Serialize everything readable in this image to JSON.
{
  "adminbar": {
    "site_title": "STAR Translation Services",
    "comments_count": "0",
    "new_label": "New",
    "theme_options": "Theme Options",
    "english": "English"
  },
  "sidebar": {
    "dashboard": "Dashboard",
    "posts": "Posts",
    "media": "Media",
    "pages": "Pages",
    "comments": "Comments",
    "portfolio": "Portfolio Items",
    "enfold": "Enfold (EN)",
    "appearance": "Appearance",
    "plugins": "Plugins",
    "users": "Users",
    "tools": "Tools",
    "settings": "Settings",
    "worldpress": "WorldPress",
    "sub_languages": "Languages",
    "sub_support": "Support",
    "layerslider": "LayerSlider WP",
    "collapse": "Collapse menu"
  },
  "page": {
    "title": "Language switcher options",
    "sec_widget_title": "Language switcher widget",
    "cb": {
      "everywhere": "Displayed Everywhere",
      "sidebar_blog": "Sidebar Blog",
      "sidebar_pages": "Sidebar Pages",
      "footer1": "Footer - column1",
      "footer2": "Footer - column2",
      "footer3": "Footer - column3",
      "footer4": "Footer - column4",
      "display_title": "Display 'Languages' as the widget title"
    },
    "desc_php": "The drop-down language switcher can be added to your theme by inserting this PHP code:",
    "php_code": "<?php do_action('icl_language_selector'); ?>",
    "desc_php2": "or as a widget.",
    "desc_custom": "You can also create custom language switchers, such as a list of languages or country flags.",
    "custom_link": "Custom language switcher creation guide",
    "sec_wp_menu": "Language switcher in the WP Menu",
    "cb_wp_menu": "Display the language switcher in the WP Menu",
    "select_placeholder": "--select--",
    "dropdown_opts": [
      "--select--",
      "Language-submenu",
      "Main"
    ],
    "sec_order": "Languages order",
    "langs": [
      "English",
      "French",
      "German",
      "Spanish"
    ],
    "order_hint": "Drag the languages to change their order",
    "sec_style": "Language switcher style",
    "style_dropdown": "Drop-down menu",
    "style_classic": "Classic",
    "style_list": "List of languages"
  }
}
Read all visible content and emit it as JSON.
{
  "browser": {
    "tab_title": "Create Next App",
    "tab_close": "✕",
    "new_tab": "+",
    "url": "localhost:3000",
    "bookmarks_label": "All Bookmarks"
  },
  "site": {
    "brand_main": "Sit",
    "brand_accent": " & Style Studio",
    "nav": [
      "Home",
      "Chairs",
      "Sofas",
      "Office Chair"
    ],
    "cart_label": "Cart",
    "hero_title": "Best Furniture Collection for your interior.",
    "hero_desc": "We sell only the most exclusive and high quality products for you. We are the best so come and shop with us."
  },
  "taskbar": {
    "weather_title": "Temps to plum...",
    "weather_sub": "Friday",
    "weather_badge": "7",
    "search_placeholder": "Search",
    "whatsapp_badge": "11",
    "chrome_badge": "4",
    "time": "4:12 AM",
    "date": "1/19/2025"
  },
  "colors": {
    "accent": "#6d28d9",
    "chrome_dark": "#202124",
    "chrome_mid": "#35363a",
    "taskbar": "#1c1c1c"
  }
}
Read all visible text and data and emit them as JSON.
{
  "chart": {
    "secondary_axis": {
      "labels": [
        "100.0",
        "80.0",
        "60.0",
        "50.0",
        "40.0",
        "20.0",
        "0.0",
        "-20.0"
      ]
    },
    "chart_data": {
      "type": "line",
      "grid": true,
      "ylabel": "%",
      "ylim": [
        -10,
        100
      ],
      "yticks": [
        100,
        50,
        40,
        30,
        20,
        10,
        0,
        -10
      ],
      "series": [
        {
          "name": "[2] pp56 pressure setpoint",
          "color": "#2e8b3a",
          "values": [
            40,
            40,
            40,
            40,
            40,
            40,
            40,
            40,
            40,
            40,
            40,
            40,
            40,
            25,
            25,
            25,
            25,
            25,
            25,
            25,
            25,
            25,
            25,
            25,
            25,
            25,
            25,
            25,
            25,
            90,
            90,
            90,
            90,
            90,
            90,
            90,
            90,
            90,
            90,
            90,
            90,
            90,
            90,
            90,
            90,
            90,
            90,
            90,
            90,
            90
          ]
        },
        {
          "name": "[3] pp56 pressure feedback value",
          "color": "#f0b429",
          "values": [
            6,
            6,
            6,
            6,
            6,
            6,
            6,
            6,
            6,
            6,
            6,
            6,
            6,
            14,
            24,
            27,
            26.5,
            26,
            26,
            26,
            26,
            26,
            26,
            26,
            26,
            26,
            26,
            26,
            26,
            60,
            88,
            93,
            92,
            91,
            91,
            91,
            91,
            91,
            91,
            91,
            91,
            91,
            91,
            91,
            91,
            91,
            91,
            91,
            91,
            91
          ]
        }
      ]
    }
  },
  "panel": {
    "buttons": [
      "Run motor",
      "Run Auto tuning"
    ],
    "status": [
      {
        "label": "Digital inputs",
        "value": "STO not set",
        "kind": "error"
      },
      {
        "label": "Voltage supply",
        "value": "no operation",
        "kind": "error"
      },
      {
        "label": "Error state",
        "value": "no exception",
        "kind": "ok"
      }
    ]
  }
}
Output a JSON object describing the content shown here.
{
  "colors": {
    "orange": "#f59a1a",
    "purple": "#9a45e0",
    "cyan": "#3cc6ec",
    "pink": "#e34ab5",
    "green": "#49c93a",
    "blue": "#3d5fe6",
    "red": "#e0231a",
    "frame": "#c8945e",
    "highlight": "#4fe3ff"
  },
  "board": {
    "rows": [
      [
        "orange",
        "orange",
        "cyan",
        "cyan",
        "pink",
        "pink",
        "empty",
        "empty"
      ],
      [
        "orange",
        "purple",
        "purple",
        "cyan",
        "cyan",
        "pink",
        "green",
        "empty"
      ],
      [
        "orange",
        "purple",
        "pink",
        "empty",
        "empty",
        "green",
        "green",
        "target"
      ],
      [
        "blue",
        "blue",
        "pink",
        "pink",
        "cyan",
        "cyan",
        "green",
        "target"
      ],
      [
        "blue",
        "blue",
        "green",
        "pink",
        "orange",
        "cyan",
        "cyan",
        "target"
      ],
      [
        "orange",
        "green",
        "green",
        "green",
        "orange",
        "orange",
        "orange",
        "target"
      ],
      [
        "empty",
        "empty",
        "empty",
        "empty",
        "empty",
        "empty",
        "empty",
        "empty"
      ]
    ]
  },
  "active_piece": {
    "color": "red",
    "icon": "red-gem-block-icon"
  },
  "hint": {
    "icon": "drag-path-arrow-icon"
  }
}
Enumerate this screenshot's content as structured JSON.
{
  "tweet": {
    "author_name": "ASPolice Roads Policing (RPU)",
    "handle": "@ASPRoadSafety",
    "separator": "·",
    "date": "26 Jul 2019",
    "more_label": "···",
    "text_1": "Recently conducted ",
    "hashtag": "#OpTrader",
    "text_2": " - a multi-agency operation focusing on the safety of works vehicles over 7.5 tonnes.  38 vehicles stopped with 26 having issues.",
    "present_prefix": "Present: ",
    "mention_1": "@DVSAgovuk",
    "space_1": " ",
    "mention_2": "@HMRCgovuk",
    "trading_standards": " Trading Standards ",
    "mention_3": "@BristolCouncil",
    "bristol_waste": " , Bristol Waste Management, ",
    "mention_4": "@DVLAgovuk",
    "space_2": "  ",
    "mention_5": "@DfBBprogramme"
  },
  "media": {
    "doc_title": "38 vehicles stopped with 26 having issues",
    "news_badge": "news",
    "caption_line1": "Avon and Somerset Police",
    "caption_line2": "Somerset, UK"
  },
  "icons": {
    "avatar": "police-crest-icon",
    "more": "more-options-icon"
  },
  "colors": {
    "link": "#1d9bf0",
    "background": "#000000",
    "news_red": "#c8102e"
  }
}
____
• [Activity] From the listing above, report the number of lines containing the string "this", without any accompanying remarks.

• [Result] 3